Moving Along the Electronics Value Chain: Taiwan in the Global Economy
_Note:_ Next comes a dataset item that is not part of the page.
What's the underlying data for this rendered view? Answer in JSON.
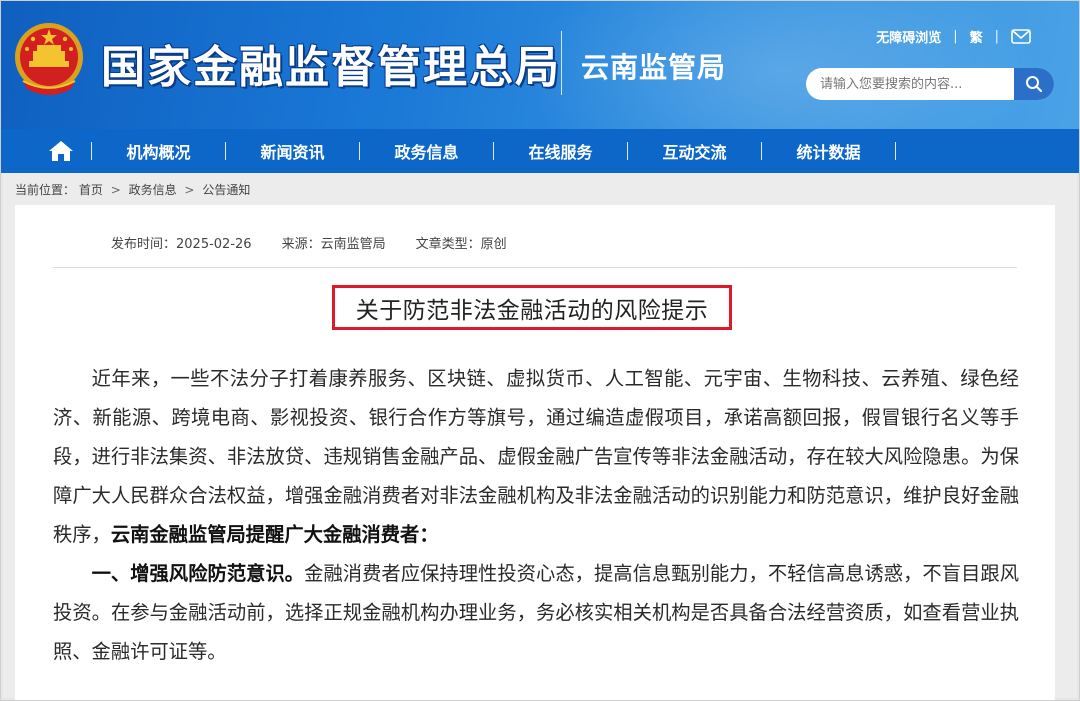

Electronics has been a driving force in Taiwan’s economic development for the past two decades as Taiwan has moved from developing to developed country status.1 Taiwan began to emerge as a major assembler of electronics as early as the late 1960s (Kawakami 1996; Amsden and Chu 2003). From the mid-1980s through the end of the 1990s, the industry grew at roughly twice the overall rate of GDP growth (Hsueh et al. 2000, p. 158 for 1986 to 1990 GDP figures). In 2002 the total production value of information technology (IT) hardware was US$17.4 billion, excluding semiconductor production and Internet appliances production (IIY 2003, pp. 3-1, 3-4). This made Taiwan the world’s fourthlargest producer of IT hardware after the United States, China, and Japan. The value of semiconductor or integrated circuit (IC) production in 2002 was US$19.2 billion including design services (Ibid., p. 2-2).2 The production of Internet appliances accounted for another US$3.4 billion. This figure also includes Taiwanese-owned production facilities in other economies (Ibid., p. 3-1). In 2002, the growth rates of the IT hardware (12.1 percent) and semiconductor subsectors (23.9 percent) were well above the GDP growth rate of 3.59 percent. Semiconductor output comprised 21.6 percent of all industrial production and IT hardware accounted for another 19.5 percent. The growth in these industrial sectors has had a very large impact on Taiwan’s overall economic growth, because industry is still responsible for a large portion of Taiwanese GDP (31.1 percent).3 By any aggregate statistical measure, the electronics industry is a major force in the Taiwanese economy.